> Work task: Output all the records word for word. Drop the pictures.

> Input records:
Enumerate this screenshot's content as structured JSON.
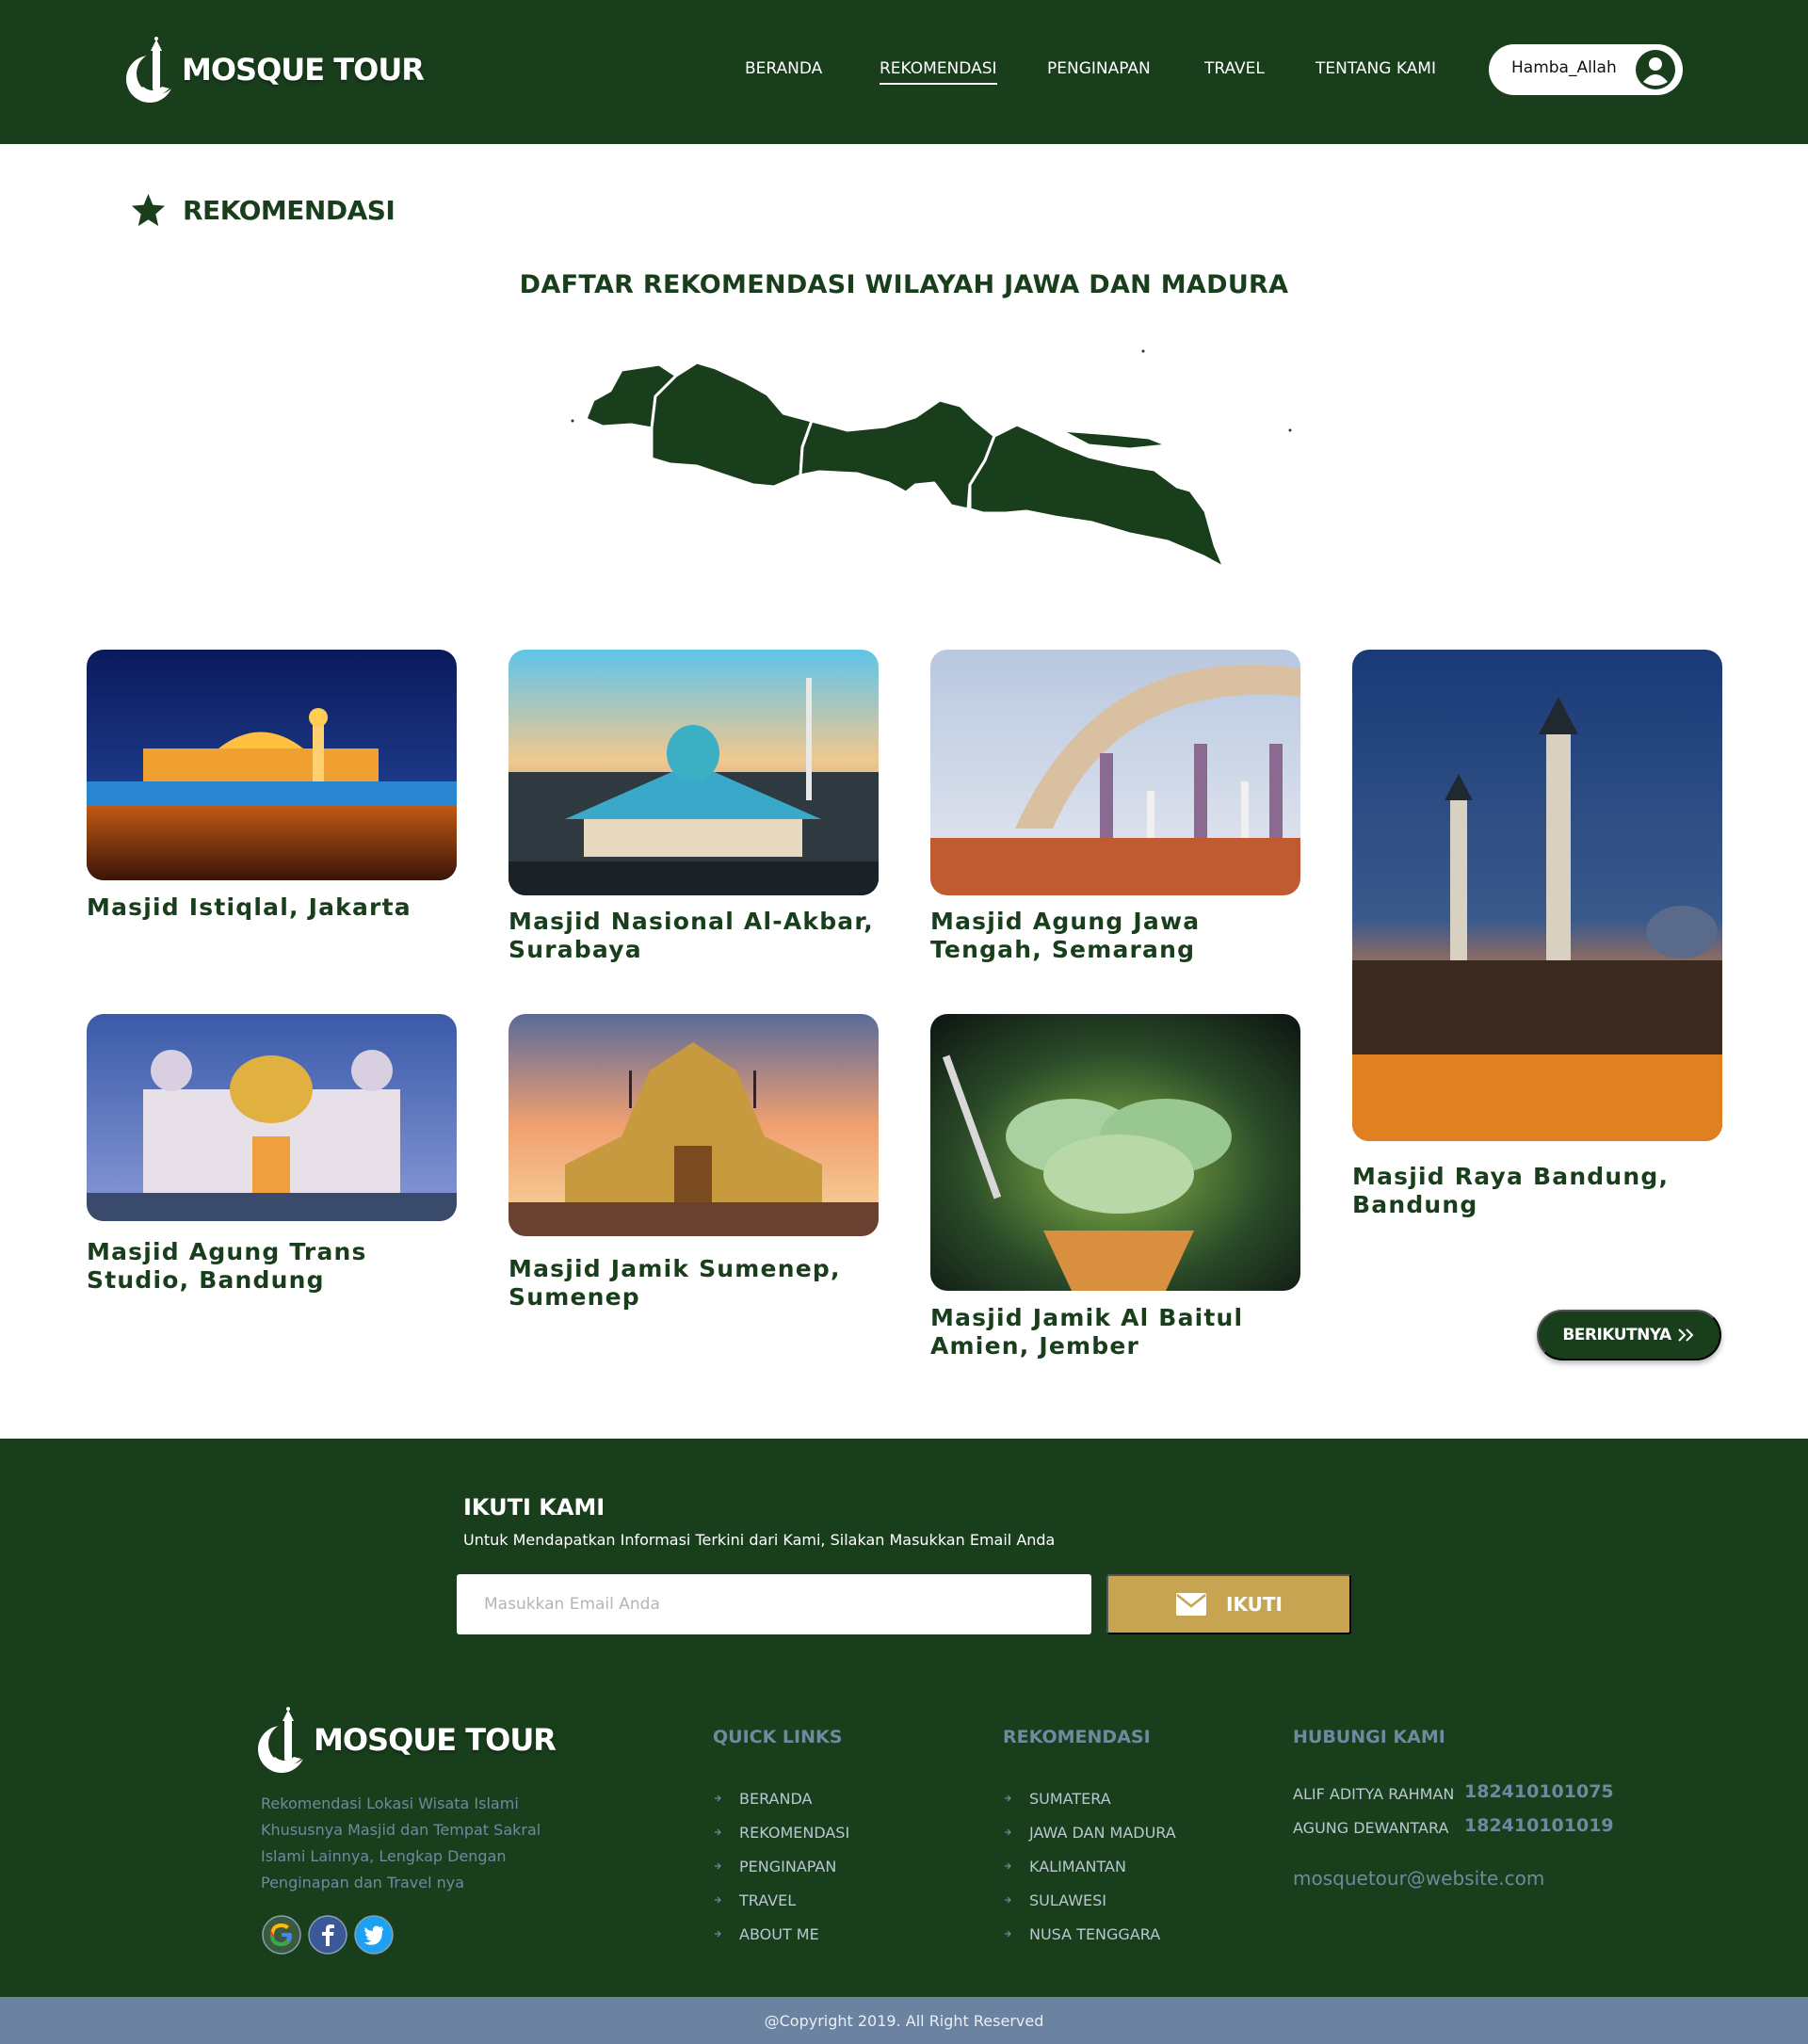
{
  "header": {
    "brand": "MOSQUE TOUR",
    "nav": [
      {
        "label": "BERANDA",
        "active": false
      },
      {
        "label": "REKOMENDASI",
        "active": true
      },
      {
        "label": "PENGINAPAN",
        "active": false
      },
      {
        "label": "TRAVEL",
        "active": false
      },
      {
        "label": "TENTANG KAMI",
        "active": false
      }
    ],
    "user": {
      "name": "Hamba_Allah",
      "icon": "user-circle-icon"
    }
  },
  "section": {
    "icon": "star-icon",
    "title": "REKOMENDASI",
    "map_title": "DAFTAR REKOMENDASI WILAYAH JAWA DAN MADURA"
  },
  "cards": [
    {
      "title": "Masjid Istiqlal, Jakarta"
    },
    {
      "title": "Masjid Nasional Al-Akbar, Surabaya"
    },
    {
      "title": "Masjid Agung Jawa Tengah, Semarang"
    },
    {
      "title": "Masjid Raya Bandung, Bandung"
    },
    {
      "title": "Masjid Agung Trans Studio, Bandung"
    },
    {
      "title": "Masjid Jamik Sumenep, Sumenep"
    },
    {
      "title": "Masjid Jamik Al Baitul Amien, Jember"
    }
  ],
  "next_button": {
    "label": "BERIKUTNYA",
    "icon": "double-chevron-right-icon"
  },
  "newsletter": {
    "title": "IKUTI KAMI",
    "subtitle": "Untuk Mendapatkan Informasi Terkini dari Kami, Silakan Masukkan Email Anda",
    "placeholder": "Masukkan Email Anda",
    "value": "",
    "button_label": "IKUTI",
    "button_icon": "mail-icon"
  },
  "footer": {
    "brand": "MOSQUE TOUR",
    "description": "Rekomendasi Lokasi Wisata Islami Khususnya Masjid dan Tempat Sakral Islami Lainnya, Lengkap Dengan Penginapan dan Travel nya",
    "social": [
      "google-icon",
      "facebook-icon",
      "twitter-icon"
    ],
    "quick_links": {
      "title": "QUICK LINKS",
      "items": [
        "BERANDA",
        "REKOMENDASI",
        "PENGINAPAN",
        "TRAVEL",
        "ABOUT ME"
      ]
    },
    "rekomendasi": {
      "title": "REKOMENDASI",
      "items": [
        "SUMATERA",
        "JAWA DAN MADURA",
        "KALIMANTAN",
        "SULAWESI",
        "NUSA TENGGARA"
      ]
    },
    "contact": {
      "title": "HUBUNGI KAMI",
      "people": [
        {
          "name": "ALIF ADITYA RAHMAN",
          "phone": "182410101075"
        },
        {
          "name": "AGUNG DEWANTARA",
          "phone": "182410101019"
        }
      ],
      "email": "mosquetour@website.com"
    },
    "copyright": "@Copyright 2019. All Right Reserved"
  },
  "colors": {
    "primary": "#183e1c",
    "gold": "#c7a452",
    "muted": "#6f8aa0",
    "copyright_bar": "#6b83a0"
  }
}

> Task response:
Enumerate this screenshot's content as structured JSON.
{
  "header": {
    "brand": "MOSQUE TOUR",
    "nav": [
      {
        "label": "BERANDA",
        "active": false
      },
      {
        "label": "REKOMENDASI",
        "active": true
      },
      {
        "label": "PENGINAPAN",
        "active": false
      },
      {
        "label": "TRAVEL",
        "active": false
      },
      {
        "label": "TENTANG KAMI",
        "active": false
      }
    ],
    "user": {
      "name": "Hamba_Allah",
      "icon": "user-circle-icon"
    }
  },
  "section": {
    "icon": "star-icon",
    "title": "REKOMENDASI",
    "map_title": "DAFTAR REKOMENDASI WILAYAH JAWA DAN MADURA"
  },
  "cards": [
    {
      "title": "Masjid Istiqlal, Jakarta"
    },
    {
      "title": "Masjid Nasional Al-Akbar, Surabaya"
    },
    {
      "title": "Masjid Agung Jawa Tengah, Semarang"
    },
    {
      "title": "Masjid Raya Bandung, Bandung"
    },
    {
      "title": "Masjid Agung Trans Studio, Bandung"
    },
    {
      "title": "Masjid Jamik Sumenep, Sumenep"
    },
    {
      "title": "Masjid Jamik Al Baitul Amien, Jember"
    }
  ],
  "next_button": {
    "label": "BERIKUTNYA",
    "icon": "double-chevron-right-icon"
  },
  "newsletter": {
    "title": "IKUTI KAMI",
    "subtitle": "Untuk Mendapatkan Informasi Terkini dari Kami, Silakan Masukkan Email Anda",
    "placeholder": "Masukkan Email Anda",
    "value": "",
    "button_label": "IKUTI",
    "button_icon": "mail-icon"
  },
  "footer": {
    "brand": "MOSQUE TOUR",
    "description": "Rekomendasi Lokasi Wisata Islami Khususnya Masjid dan Tempat Sakral Islami Lainnya, Lengkap Dengan Penginapan dan Travel nya",
    "social": [
      "google-icon",
      "facebook-icon",
      "twitter-icon"
    ],
    "quick_links": {
      "title": "QUICK LINKS",
      "items": [
        "BERANDA",
        "REKOMENDASI",
        "PENGINAPAN",
        "TRAVEL",
        "ABOUT ME"
      ]
    },
    "rekomendasi": {
      "title": "REKOMENDASI",
      "items": [
        "SUMATERA",
        "JAWA DAN MADURA",
        "KALIMANTAN",
        "SULAWESI",
        "NUSA TENGGARA"
      ]
    },
    "contact": {
      "title": "HUBUNGI KAMI",
      "people": [
        {
          "name": "ALIF ADITYA RAHMAN",
          "phone": "182410101075"
        },
        {
          "name": "AGUNG DEWANTARA",
          "phone": "182410101019"
        }
      ],
      "email": "mosquetour@website.com"
    },
    "copyright": "@Copyright 2019. All Right Reserved"
  },
  "colors": {
    "primary": "#183e1c",
    "gold": "#c7a452",
    "muted": "#6f8aa0",
    "copyright_bar": "#6b83a0"
  }
}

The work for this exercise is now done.